Aim of the task - Copy, from the data below, each line that has the word "Touch".

----- Material provided -----

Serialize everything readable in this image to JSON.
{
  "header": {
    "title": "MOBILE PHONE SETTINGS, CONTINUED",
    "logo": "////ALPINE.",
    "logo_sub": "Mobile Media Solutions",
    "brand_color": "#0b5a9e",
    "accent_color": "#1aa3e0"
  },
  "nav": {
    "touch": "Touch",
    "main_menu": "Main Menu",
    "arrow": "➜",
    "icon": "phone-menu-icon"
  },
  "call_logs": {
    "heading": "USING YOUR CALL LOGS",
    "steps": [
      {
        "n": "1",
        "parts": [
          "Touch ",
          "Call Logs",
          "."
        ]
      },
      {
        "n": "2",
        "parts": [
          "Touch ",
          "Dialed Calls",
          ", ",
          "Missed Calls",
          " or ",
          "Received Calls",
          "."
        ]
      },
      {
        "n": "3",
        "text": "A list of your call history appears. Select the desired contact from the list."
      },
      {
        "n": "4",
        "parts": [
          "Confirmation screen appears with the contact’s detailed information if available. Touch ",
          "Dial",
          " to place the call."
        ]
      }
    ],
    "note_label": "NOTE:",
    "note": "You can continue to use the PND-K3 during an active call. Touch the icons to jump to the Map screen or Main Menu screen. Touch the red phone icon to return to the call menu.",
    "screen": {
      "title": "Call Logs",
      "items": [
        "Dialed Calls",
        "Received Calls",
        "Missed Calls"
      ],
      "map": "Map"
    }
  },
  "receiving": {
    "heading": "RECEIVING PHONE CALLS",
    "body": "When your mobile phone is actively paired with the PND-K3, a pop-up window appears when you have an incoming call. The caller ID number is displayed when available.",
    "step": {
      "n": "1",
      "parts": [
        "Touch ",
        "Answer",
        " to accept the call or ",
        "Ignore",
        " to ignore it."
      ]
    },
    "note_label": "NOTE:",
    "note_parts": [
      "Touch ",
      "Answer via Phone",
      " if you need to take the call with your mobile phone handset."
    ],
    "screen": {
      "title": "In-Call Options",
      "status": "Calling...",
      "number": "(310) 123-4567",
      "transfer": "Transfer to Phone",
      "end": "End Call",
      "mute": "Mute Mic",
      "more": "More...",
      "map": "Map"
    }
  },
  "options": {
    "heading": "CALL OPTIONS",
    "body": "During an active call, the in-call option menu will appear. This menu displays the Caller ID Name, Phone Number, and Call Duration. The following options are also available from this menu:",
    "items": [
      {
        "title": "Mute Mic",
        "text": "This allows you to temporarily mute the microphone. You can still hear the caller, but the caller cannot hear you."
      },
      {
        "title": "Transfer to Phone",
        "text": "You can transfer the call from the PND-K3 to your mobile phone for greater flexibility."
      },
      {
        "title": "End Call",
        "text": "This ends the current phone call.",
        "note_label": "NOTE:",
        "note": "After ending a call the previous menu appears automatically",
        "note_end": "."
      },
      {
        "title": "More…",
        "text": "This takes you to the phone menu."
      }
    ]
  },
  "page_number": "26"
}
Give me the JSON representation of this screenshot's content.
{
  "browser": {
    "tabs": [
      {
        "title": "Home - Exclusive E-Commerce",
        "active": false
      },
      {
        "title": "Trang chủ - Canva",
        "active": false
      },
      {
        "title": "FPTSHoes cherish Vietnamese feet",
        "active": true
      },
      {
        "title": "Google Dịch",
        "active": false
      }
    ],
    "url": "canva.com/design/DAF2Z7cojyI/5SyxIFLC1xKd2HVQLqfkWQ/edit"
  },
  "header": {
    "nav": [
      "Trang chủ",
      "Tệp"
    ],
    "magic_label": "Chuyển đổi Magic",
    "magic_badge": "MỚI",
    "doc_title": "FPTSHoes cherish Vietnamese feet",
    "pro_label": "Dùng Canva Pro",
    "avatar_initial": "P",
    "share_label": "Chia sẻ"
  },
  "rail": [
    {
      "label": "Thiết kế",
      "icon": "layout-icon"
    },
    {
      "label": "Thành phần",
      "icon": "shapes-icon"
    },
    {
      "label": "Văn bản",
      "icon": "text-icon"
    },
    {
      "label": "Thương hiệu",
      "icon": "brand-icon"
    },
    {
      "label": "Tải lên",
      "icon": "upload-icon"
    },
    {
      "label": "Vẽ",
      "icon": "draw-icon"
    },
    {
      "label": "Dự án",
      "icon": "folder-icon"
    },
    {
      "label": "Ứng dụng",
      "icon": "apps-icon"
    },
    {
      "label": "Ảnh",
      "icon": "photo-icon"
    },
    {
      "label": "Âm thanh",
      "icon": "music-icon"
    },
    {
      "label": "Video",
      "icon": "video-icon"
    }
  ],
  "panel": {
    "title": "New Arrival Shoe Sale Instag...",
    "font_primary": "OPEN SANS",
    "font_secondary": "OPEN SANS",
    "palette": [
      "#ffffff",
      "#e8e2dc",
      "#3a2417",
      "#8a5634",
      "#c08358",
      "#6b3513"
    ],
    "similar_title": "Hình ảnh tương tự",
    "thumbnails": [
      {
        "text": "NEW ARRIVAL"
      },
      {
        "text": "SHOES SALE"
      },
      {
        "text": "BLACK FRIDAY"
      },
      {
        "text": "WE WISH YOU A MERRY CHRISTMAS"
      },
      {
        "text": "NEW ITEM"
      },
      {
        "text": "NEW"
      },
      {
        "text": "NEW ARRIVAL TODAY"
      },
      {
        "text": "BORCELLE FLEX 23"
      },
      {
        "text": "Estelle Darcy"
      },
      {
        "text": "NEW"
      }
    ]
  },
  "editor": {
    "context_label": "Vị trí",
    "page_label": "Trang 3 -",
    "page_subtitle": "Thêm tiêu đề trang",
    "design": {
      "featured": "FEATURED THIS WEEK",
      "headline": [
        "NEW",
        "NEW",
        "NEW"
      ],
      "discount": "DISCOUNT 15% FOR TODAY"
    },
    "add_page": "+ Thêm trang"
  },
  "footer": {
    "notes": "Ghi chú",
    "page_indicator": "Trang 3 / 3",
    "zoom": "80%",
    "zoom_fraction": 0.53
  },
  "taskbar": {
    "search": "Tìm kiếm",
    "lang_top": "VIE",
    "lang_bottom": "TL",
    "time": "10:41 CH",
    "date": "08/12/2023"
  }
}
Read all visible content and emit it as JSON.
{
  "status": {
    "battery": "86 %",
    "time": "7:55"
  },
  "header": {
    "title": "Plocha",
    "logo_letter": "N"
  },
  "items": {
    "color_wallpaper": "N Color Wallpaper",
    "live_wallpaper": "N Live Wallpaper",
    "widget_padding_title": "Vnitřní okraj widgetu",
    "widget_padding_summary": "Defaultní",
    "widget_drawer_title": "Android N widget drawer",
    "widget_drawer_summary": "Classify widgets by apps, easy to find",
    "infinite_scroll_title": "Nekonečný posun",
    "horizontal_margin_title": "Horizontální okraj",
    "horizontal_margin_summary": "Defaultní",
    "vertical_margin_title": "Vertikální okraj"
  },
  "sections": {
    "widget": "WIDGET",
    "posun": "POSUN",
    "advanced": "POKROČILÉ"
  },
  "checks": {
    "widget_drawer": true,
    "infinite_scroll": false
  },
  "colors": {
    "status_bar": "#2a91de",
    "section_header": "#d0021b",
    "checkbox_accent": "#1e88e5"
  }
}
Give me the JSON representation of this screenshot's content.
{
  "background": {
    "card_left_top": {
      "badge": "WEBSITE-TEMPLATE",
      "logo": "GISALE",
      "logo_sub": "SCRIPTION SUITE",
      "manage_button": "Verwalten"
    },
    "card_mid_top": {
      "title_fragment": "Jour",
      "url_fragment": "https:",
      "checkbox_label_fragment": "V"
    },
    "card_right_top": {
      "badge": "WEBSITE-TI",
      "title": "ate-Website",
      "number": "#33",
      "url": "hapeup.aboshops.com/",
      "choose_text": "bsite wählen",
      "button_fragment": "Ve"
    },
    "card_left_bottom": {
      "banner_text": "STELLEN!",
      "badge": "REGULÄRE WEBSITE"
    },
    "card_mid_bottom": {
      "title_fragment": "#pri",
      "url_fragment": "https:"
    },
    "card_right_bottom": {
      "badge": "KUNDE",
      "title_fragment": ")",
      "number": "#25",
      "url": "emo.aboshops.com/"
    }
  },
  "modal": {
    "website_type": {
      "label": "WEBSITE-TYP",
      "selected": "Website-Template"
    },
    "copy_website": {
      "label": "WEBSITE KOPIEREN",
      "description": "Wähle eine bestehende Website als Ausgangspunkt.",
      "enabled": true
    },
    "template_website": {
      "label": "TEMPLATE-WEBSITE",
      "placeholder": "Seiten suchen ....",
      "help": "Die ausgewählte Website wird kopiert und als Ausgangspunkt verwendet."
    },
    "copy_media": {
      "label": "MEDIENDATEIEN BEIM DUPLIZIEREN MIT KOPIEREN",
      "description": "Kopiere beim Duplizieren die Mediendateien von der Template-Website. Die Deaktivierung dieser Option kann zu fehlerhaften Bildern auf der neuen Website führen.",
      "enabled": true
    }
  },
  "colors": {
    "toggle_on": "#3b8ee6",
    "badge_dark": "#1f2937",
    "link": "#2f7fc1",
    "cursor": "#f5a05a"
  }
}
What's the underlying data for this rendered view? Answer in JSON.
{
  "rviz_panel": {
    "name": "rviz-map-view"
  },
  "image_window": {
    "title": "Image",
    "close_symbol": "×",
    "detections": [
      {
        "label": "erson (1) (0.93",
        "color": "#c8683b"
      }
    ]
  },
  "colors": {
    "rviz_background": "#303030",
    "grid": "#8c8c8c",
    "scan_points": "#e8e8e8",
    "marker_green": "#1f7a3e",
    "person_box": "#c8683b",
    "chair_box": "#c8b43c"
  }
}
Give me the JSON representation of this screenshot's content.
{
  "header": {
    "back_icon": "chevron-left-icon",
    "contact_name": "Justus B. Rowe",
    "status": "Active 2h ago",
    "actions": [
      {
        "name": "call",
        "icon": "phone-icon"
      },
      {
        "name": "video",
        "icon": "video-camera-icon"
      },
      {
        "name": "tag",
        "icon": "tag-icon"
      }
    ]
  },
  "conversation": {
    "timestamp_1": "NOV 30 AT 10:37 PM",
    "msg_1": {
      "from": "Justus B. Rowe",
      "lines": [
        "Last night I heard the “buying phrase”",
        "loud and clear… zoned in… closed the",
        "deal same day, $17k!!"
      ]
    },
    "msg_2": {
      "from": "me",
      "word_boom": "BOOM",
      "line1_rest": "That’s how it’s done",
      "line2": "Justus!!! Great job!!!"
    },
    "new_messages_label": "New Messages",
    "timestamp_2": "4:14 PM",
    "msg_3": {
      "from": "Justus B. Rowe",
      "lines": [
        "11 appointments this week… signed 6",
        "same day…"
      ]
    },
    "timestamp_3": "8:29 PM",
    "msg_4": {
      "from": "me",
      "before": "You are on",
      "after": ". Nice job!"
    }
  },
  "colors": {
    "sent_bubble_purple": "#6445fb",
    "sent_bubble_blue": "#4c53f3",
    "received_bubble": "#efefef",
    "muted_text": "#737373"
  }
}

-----

Result of this task -
    "touch": "Touch",
          "Touch ",
          "Touch ",
          "Confirmation screen appears with the contact’s detailed information if available. Touch ",
    "note": "You can continue to use the PND-K3 during an active call. Touch the icons to jump to the Map screen or Main Menu screen. Touch the red phone icon to return to the call menu.",
        "Touch ",
      "Touch ",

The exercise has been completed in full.